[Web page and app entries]

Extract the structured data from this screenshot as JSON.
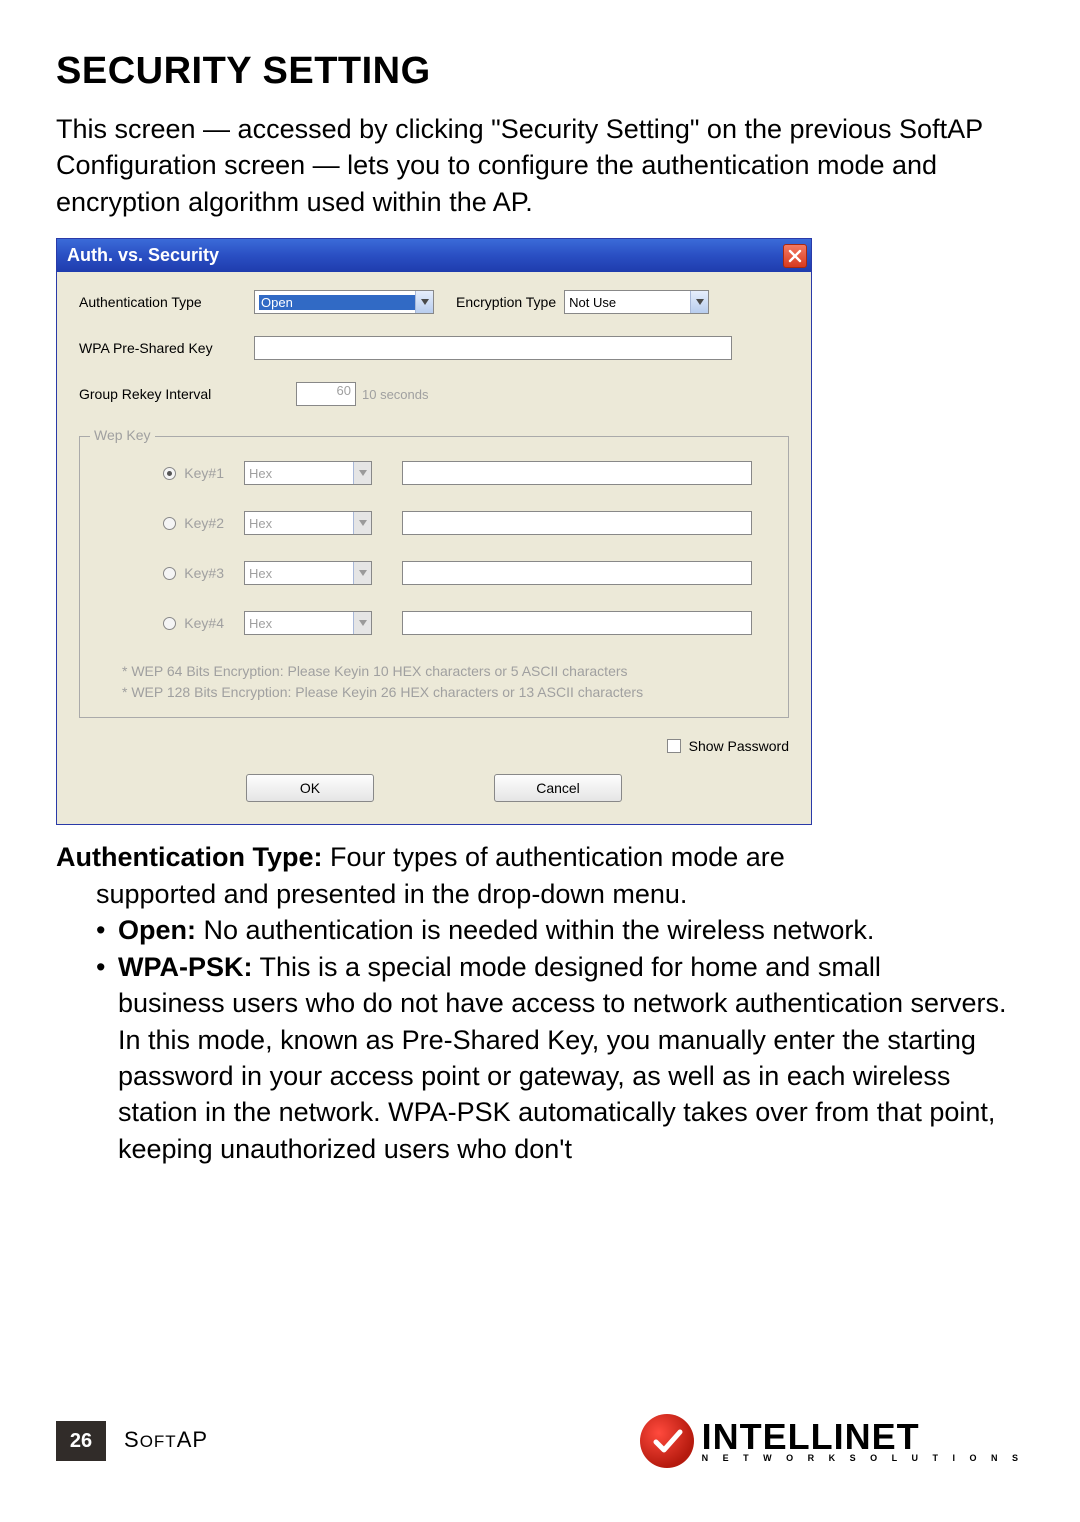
{
  "heading": "SECURITY SETTING",
  "intro": "This screen — accessed by clicking \"Security Setting\" on the previous SoftAP Configuration screen — lets you to configure the authentication mode and encryption algorithm used within the AP.",
  "dialog": {
    "title": "Auth. vs. Security",
    "auth_label": "Authentication Type",
    "auth_value": "Open",
    "enc_label": "Encryption Type",
    "enc_value": "Not Use",
    "psk_label": "WPA Pre-Shared Key",
    "psk_value": "",
    "rekey_label": "Group Rekey Interval",
    "rekey_value": "60",
    "rekey_unit": "10 seconds",
    "wep_legend": "Wep Key",
    "wep_keys": [
      {
        "label": "Key#1",
        "fmt": "Hex",
        "val": "",
        "checked": true
      },
      {
        "label": "Key#2",
        "fmt": "Hex",
        "val": "",
        "checked": false
      },
      {
        "label": "Key#3",
        "fmt": "Hex",
        "val": "",
        "checked": false
      },
      {
        "label": "Key#4",
        "fmt": "Hex",
        "val": "",
        "checked": false
      }
    ],
    "wep_note_1": "* WEP 64 Bits Encryption:  Please Keyin 10 HEX characters or 5 ASCII characters",
    "wep_note_2": "* WEP 128 Bits Encryption:  Please Keyin 26 HEX characters or 13 ASCII characters",
    "show_pwd": "Show Password",
    "ok": "OK",
    "cancel": "Cancel"
  },
  "doc": {
    "auth_type_label": "Authentication Type:",
    "auth_type_text1": " Four types of authentication mode are",
    "auth_type_text2": "supported and presented in the drop-down menu.",
    "open_label": "Open:",
    "open_text": " No authentication is needed within the wireless network.",
    "wpa_label": "WPA-PSK:",
    "wpa_text_1": " This is a special mode designed for home and small",
    "wpa_text_rest": "business users who do not have access to network authentication servers. In this mode, known as Pre-Shared Key, you manually enter the starting password in your access point or gateway, as well as in each wireless station in the network. WPA-PSK automatically takes over from that point, keeping unauthorized users who don't"
  },
  "footer": {
    "page": "26",
    "section_s": "S",
    "section_rest": "OFT",
    "section_ap": "AP",
    "brand": "INTELLINET",
    "brand_sub": "N E T W O R K   S O L U T I O N S"
  }
}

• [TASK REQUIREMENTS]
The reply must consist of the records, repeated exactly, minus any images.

• [PROBLEM SOLUTION]
Extract the structured data from this screenshot as JSON.
{
  "heading": "SECURITY SETTING",
  "intro": "This screen — accessed by clicking \"Security Setting\" on the previous SoftAP Configuration screen — lets you to configure the authentication mode and encryption algorithm used within the AP.",
  "dialog": {
    "title": "Auth. vs. Security",
    "auth_label": "Authentication Type",
    "auth_value": "Open",
    "enc_label": "Encryption Type",
    "enc_value": "Not Use",
    "psk_label": "WPA Pre-Shared Key",
    "psk_value": "",
    "rekey_label": "Group Rekey Interval",
    "rekey_value": "60",
    "rekey_unit": "10 seconds",
    "wep_legend": "Wep Key",
    "wep_keys": [
      {
        "label": "Key#1",
        "fmt": "Hex",
        "val": "",
        "checked": true
      },
      {
        "label": "Key#2",
        "fmt": "Hex",
        "val": "",
        "checked": false
      },
      {
        "label": "Key#3",
        "fmt": "Hex",
        "val": "",
        "checked": false
      },
      {
        "label": "Key#4",
        "fmt": "Hex",
        "val": "",
        "checked": false
      }
    ],
    "wep_note_1": "* WEP 64 Bits Encryption:  Please Keyin 10 HEX characters or 5 ASCII characters",
    "wep_note_2": "* WEP 128 Bits Encryption:  Please Keyin 26 HEX characters or 13 ASCII characters",
    "show_pwd": "Show Password",
    "ok": "OK",
    "cancel": "Cancel"
  },
  "doc": {
    "auth_type_label": "Authentication Type:",
    "auth_type_text1": " Four types of authentication mode are",
    "auth_type_text2": "supported and presented in the drop-down menu.",
    "open_label": "Open:",
    "open_text": " No authentication is needed within the wireless network.",
    "wpa_label": "WPA-PSK:",
    "wpa_text_1": " This is a special mode designed for home and small",
    "wpa_text_rest": "business users who do not have access to network authentication servers. In this mode, known as Pre-Shared Key, you manually enter the starting password in your access point or gateway, as well as in each wireless station in the network. WPA-PSK automatically takes over from that point, keeping unauthorized users who don't"
  },
  "footer": {
    "page": "26",
    "section_s": "S",
    "section_rest": "OFT",
    "section_ap": "AP",
    "brand": "INTELLINET",
    "brand_sub": "N E T W O R K   S O L U T I O N S"
  }
}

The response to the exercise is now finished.